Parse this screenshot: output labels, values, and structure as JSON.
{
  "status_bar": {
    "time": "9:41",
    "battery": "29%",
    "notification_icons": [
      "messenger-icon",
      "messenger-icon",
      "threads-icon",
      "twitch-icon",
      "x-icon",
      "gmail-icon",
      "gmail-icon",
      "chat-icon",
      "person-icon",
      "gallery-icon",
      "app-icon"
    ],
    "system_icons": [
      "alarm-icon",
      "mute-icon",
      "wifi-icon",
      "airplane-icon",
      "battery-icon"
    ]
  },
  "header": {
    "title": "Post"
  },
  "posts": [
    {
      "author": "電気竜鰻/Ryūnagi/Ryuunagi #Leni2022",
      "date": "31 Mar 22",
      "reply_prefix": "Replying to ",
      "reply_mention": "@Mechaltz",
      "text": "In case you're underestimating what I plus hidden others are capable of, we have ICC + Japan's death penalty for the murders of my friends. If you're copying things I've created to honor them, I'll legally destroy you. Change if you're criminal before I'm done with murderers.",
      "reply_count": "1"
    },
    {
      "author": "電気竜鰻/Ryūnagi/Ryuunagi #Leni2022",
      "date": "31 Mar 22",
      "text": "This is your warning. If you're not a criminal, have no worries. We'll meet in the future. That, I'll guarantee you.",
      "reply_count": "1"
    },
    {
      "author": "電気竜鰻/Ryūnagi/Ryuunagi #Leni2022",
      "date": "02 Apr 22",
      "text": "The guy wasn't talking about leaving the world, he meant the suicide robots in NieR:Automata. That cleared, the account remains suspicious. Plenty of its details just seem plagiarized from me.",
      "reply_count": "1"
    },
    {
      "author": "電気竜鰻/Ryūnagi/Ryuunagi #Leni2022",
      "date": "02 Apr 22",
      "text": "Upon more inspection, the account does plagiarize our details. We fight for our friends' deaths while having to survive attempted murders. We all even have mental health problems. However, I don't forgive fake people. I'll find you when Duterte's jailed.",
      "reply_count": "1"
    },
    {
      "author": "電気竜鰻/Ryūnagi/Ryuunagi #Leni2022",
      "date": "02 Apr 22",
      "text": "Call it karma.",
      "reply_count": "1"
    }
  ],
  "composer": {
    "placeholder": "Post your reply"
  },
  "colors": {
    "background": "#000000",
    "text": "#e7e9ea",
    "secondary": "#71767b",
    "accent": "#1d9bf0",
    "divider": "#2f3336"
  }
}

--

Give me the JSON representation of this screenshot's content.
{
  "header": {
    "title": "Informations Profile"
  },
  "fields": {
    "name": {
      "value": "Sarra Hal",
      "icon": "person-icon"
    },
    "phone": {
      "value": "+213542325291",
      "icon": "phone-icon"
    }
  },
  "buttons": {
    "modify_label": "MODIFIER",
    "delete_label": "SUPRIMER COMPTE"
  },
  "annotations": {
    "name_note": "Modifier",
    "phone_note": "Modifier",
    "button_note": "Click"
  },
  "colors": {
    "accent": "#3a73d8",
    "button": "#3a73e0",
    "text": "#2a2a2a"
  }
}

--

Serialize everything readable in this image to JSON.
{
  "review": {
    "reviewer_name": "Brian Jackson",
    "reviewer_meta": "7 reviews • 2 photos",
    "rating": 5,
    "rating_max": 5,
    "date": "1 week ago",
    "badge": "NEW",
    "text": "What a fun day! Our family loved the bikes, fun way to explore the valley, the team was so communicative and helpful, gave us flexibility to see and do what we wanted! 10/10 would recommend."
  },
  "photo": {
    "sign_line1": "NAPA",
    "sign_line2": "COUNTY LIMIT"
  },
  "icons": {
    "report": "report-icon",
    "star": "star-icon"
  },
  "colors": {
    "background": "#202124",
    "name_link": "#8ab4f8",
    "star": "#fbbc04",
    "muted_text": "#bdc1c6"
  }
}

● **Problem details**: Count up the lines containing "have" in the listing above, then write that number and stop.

● **Solution to this exercise**: 3